------ Data shown

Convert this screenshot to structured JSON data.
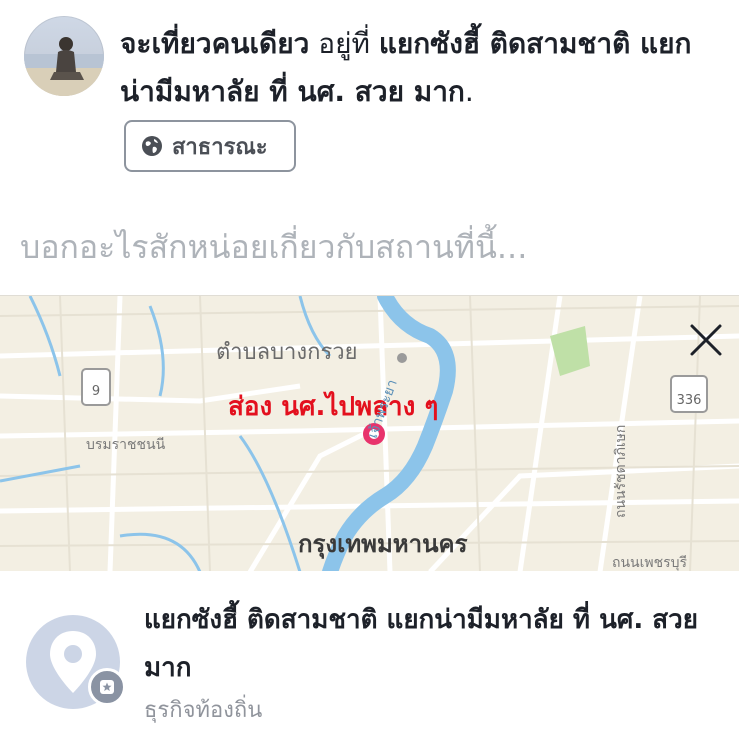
{
  "post": {
    "status_bold": "จะเที่ยวคนเดียว",
    "status_location_prefix": " อยู่ที่ ",
    "location_name": "แยกซังฮี้ ติดสามชาติ แยกน่ามีมหาลัย ที่ นศ. สวย มาก",
    "period": ".",
    "privacy_label": "สาธารณะ",
    "privacy_icon": "globe-icon",
    "composer_placeholder": "บอกอะไรสักหน่อยเกี่ยวกับสถานที่นี้..."
  },
  "map": {
    "pin_caption": "ส่อง นศ.ไปพลาง ๆ",
    "labels": {
      "district": "ตำบลบางกรวย",
      "city": "กรุงเทพมหานคร",
      "road_left": "บรมราชชนนี",
      "river": "เจ้าพระยา",
      "road_right_vertical": "ถนนรัชดาภิเษก",
      "road_right_bottom": "ถนนเพชรบุรี"
    },
    "highway_shields": [
      "9",
      "336"
    ],
    "close_icon": "close-icon",
    "pin_color": "#e8336c",
    "water_color": "#8cc4ea"
  },
  "place": {
    "name": "แยกซังฮี้ ติดสามชาติ แยกน่ามีมหาลัย ที่ นศ. สวย มาก",
    "category": "ธุรกิจท้องถิ่น",
    "icon": "map-pin-icon",
    "badge_icon": "star-icon"
  }
}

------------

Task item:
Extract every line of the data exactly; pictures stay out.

Output of the exercise:
Convert this screenshot to structured JSON data.
{
  "post": {
    "status_bold": "จะเที่ยวคนเดียว",
    "status_location_prefix": " อยู่ที่ ",
    "location_name": "แยกซังฮี้ ติดสามชาติ แยกน่ามีมหาลัย ที่ นศ. สวย มาก",
    "period": ".",
    "privacy_label": "สาธารณะ",
    "privacy_icon": "globe-icon",
    "composer_placeholder": "บอกอะไรสักหน่อยเกี่ยวกับสถานที่นี้..."
  },
  "map": {
    "pin_caption": "ส่อง นศ.ไปพลาง ๆ",
    "labels": {
      "district": "ตำบลบางกรวย",
      "city": "กรุงเทพมหานคร",
      "road_left": "บรมราชชนนี",
      "river": "เจ้าพระยา",
      "road_right_vertical": "ถนนรัชดาภิเษก",
      "road_right_bottom": "ถนนเพชรบุรี"
    },
    "highway_shields": [
      "9",
      "336"
    ],
    "close_icon": "close-icon",
    "pin_color": "#e8336c",
    "water_color": "#8cc4ea"
  },
  "place": {
    "name": "แยกซังฮี้ ติดสามชาติ แยกน่ามีมหาลัย ที่ นศ. สวย มาก",
    "category": "ธุรกิจท้องถิ่น",
    "icon": "map-pin-icon",
    "badge_icon": "star-icon"
  }
}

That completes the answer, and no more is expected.